July 3, 2012
Being a convicted felon in America is starting to look pretty good.
Let me back up a second and explain:
The Patient Protection and Affordable Healthcare Act, also known as ObamaCare, became law on March 23, 2010.
Within the law, there is a provision that requires all Americans to have private health insurance coverage starting in 2014.
Any American who does not meet this ‘individual mandate’ will have to pay a penalty, up to 2.5% of his/her income, to the IRS.
The individual mandate was one of the provisions that was contested and argued all the way up to the Supreme Court: is it possibly Constitutional that Congress can penalize Americans… tax Americans…for something that they -don’t- do?
As it turns out, yes… at least, in the opinion of the court.
Last Thursday, the Supreme Court announced that Congress does, in fact, have the right to tax Americans on what they don’t do, i.e. NOT having health insurance.
Here’s the ironic part– there are a few exceptions to the individual mandate clause:
1) If you’re flat broke. The law stipulates that anyone whose income falls below 133% of the federal government’s decreed ‘poverty line’ can receive taxpayer and Chinese-funded Medicaid.
2) If you’re religion disallows it. There are a few recognized religions out there which are adamantly opposed to medical care. As such, people of these faiths are exempt from the individual mandate to buy healthcare coverage.
3) If you’re incarcerated. That’s right. If you’re serving prison time, you are also exempt from the individual mandate.
Ironically, this means that convicted felons will have at least one freedom that the rest of the sheeple wandering around on the streets don’t have.
Oh, there’s actually one more exemption–
4) Expats. The law exempts any US citizen or resident alien who is not “lawfully present in the United States.”
So what does ‘not lawfully present’ mean exactly? There are three tests:
A) You are a resident of any US possession; right now this includes American Samoa, the Northern Mariana Islands, Puerto Rico, or the US Virgin Islands;
B) You are outside of the United States for at least 330-days in any 12-month period.
C) You are a bona fide resident of a single foreign country for an entire tax year.
This covers a lot of ground which I will explain in more detail another time, but to put it succinctly, expats who are living full time (or most of the time) overseas easily qualify.

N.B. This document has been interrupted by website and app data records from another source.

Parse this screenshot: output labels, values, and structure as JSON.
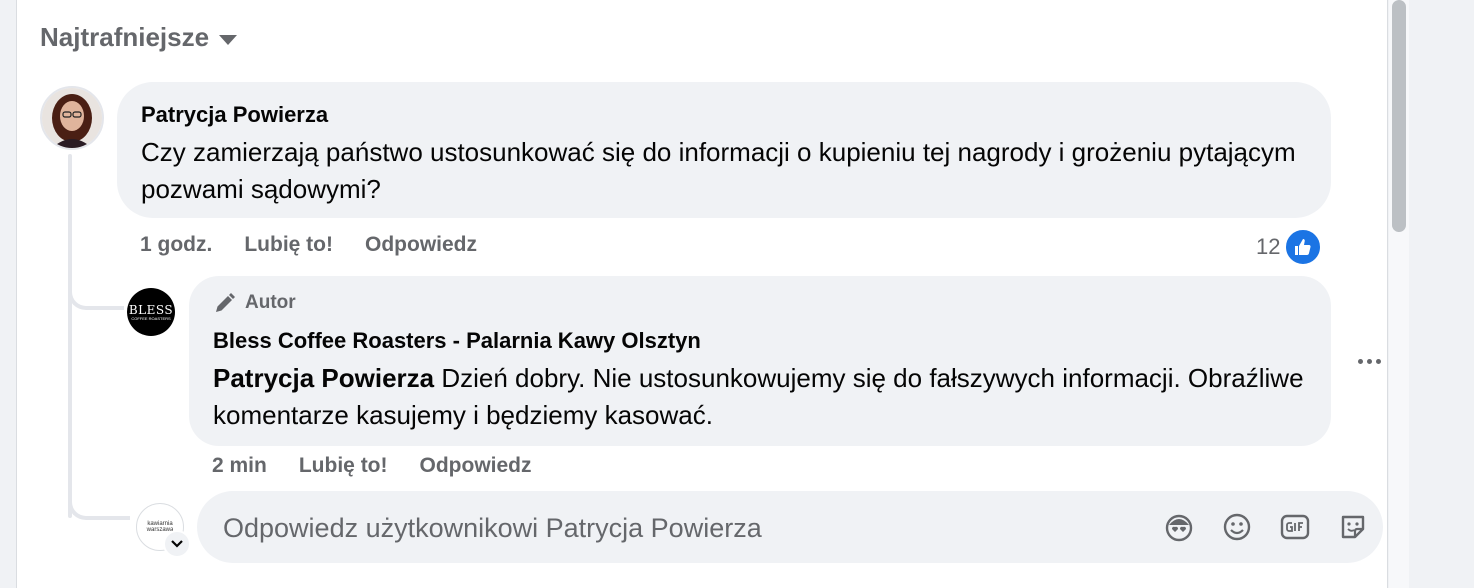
{
  "sort": {
    "label": "Najtrafniejsze",
    "icon": "caret-down-icon"
  },
  "comment": {
    "author": "Patrycja Powierza",
    "text": "Czy zamierzają państwo ustosunkować się do informacji o kupieniu tej nagrody i grożeniu pytającym pozwami sądowymi?",
    "time": "1 godz.",
    "like_label": "Lubię to!",
    "reply_label": "Odpowiedz",
    "reaction_count": "12",
    "reaction_icon": "like-icon"
  },
  "reply": {
    "badge_label": "Autor",
    "badge_icon": "pencil-icon",
    "author": "Bless Coffee Roasters - Palarnia Kawy Olsztyn",
    "mention": "Patrycja Powierza",
    "text": " Dzień dobry. Nie ustosunkowujemy się do fałszywych informacji. Obraźliwe komentarze kasujemy i będziemy kasować.",
    "time": "2 min",
    "like_label": "Lubię to!",
    "reply_label": "Odpowiedz",
    "avatar_brand": "BLESS",
    "avatar_sub": "COFFEE ROASTERS",
    "more_icon": "more-options-icon"
  },
  "composer": {
    "placeholder": "Odpowiedz użytkownikowi Patrycja Powierza",
    "avatar_text_1": "kawiarnia",
    "avatar_text_2": "warszawa",
    "icons": [
      "avatar-sticker-icon",
      "emoji-icon",
      "gif-icon",
      "sticker-icon"
    ]
  },
  "colors": {
    "like_blue": "#1b74e4",
    "bubble": "#f0f2f5",
    "secondary_text": "#65676b"
  }
}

So if you’re looking to ditch ObamaCare, you can either become destitute, change your religion, rob a liquor store… or start living a new life full of freedom and opportunity overseas.
You can just imagine which one I will wholeheartedly recommend.